Erlanger also uses its 340B savings to pay for “the free delivery of approximately 42,000 prescriptions to over 3,000 eligible Hamilton County patients every year,” Spiegel adds.
“The pharmaceutical industry wants Congress to revise or repeal the 340B law,” his essay concludes. “At stake is the health of some of our community’s most vulnerable residents. They will have the most to lose if drug discounts for the needy are no longer available to hospitals like Erlanger.”
The policy journal Health Affairs has published a new study that found that hospitals provide 60 percent of all the uncompensated care in America.
Hospitals in the 340B program provide a hefty chunk of this benefit. The American Hospital Association recently reported that 340B hospitals account for around 60 percent of the uncompensated care that hospitals provide. That works out to $28.6 billion a year.
The Health Affairs study didn’t say what percentage of uncompensated care comes from private cancer doctors. Their trade group, Community Oncology Alliance, is one of the 340B program’s chief faultfinders. The study did find that the larger category of “office-based physicians,” to which private cancer docs belong, accounted for just 14 percent of uncompensated care. That’s less than one-fourth of what hospitals provide.
Remember, private practitioners have the luxury of sending poor and uninsured patients to nearby safety-net hospitals for care – and most do.
About 30 Oregon hospitals that serve poor and rural patients met near Portland on April 29 to discuss how the 340B drug discount program enables them to fulfill their safety-net mission, the Portland Business Journal reports. Click here to read the article “While Oregon hospitals embrace drug discount program, ‘Big Pharma’ wants to scale it back.”
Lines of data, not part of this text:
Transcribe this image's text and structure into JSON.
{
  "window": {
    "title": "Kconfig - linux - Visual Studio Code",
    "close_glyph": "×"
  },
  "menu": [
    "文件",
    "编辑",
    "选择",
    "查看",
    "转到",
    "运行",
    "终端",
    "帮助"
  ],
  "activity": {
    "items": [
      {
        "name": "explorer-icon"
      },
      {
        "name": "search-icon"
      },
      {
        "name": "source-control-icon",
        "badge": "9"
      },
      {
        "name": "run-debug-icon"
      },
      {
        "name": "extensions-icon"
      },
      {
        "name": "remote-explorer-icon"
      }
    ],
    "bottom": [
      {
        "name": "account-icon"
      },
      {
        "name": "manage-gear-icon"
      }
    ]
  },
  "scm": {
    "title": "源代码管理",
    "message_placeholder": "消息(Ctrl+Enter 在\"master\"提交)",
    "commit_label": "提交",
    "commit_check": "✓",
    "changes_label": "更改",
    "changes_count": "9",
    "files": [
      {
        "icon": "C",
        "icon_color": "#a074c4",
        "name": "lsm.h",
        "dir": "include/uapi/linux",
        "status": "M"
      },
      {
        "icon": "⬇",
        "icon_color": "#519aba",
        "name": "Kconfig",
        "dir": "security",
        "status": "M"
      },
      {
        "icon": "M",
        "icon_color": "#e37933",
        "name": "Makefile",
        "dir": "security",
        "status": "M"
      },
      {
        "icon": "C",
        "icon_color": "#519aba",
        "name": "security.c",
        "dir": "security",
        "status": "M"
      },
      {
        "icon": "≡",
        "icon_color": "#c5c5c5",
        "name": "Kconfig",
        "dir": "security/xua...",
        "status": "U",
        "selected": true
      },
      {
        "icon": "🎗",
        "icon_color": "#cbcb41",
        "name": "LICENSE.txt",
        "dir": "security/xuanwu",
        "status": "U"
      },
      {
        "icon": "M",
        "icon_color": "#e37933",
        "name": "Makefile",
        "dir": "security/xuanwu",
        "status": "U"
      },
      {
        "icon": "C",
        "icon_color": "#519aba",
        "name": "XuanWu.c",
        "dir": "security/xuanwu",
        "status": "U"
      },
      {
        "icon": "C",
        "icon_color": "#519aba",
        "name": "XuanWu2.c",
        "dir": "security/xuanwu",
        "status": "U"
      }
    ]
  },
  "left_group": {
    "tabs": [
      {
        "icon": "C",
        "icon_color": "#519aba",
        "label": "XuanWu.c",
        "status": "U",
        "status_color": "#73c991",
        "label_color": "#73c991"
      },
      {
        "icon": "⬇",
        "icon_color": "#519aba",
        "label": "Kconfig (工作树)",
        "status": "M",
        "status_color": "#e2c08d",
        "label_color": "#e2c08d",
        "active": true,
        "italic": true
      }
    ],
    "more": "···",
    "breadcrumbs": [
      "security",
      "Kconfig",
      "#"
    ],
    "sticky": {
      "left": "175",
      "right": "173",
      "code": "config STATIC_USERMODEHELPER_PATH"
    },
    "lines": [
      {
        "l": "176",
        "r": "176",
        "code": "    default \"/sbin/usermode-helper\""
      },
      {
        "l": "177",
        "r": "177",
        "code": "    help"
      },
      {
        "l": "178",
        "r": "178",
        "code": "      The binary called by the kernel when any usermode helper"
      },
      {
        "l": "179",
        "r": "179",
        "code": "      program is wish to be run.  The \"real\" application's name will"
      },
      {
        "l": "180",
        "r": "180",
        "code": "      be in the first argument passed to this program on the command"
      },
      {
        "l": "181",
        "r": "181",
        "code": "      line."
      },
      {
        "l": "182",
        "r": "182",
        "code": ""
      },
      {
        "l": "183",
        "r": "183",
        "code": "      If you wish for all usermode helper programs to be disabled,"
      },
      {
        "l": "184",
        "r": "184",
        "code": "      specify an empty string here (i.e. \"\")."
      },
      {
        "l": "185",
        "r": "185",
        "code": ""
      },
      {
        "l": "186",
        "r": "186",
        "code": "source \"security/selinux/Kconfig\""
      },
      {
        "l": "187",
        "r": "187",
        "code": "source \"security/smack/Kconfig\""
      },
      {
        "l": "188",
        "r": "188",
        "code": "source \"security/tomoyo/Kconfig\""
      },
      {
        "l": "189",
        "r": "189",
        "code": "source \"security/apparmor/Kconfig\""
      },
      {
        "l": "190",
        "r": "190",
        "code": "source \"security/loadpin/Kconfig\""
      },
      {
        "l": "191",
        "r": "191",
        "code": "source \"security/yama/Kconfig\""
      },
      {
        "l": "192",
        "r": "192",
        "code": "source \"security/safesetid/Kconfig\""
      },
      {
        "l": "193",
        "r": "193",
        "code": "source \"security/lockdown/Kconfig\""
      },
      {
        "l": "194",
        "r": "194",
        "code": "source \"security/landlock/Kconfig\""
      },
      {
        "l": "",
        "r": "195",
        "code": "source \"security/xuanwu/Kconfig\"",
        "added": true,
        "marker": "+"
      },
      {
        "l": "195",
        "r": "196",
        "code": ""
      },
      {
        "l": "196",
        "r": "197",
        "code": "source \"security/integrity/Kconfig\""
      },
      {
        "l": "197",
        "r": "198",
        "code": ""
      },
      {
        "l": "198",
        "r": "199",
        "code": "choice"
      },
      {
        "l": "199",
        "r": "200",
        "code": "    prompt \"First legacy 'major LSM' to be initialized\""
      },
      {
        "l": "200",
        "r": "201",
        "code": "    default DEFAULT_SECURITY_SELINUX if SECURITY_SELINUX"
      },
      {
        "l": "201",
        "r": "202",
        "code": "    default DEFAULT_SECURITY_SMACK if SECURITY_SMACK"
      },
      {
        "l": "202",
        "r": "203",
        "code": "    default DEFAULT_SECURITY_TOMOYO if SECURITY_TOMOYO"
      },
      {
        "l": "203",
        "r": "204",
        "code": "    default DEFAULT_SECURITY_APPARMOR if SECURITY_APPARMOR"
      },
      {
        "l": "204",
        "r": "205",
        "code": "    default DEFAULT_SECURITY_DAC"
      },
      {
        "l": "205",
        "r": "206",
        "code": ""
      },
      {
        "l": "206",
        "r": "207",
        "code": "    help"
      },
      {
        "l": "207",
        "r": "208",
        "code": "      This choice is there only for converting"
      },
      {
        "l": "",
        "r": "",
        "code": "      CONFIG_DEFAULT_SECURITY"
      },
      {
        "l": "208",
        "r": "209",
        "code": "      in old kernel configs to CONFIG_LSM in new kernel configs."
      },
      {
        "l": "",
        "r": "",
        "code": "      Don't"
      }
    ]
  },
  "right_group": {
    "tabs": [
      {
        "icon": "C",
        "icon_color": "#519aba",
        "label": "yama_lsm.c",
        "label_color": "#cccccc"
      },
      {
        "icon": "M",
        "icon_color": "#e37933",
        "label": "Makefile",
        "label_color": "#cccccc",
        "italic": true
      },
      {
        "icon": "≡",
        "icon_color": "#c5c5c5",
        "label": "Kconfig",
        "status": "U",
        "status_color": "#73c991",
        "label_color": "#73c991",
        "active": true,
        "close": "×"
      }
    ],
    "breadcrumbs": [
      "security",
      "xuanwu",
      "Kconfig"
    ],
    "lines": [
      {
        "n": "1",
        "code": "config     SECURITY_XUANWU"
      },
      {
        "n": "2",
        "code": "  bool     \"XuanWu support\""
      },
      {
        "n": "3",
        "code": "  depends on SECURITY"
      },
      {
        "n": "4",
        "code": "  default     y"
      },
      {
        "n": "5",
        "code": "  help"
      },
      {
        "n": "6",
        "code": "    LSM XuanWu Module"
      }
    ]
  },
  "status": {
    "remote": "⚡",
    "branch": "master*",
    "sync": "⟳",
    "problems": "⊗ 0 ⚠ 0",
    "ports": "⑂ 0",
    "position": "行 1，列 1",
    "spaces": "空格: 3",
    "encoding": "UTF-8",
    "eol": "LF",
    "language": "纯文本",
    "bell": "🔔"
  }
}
340B savings have allowed Oregon Health & Science University to open pharmacies, clinics, and cancer treatment centers in less densely populated areas, Joe Fazio, OHSU’s assistant director for pharmacy informatics, told the newspaper. Likewise, they allow Legacy Health System hospitals enrolled in 340B “to address the needs of underserved populations and expand the scope of what we can provide,” such as free mental health prescriptions for needy patients, said Kathleen Stoner, Legacy Health’s director of pharmacy services. The Portland-Vancouver area health system hosted the meeting. It was sponsored by the Oregon Association of Hospitals and Health Systems, the Oregon chapter of the Healthcare Financial Management Association, and the national group Safety Net Hospitals for Pharmaceutical Access.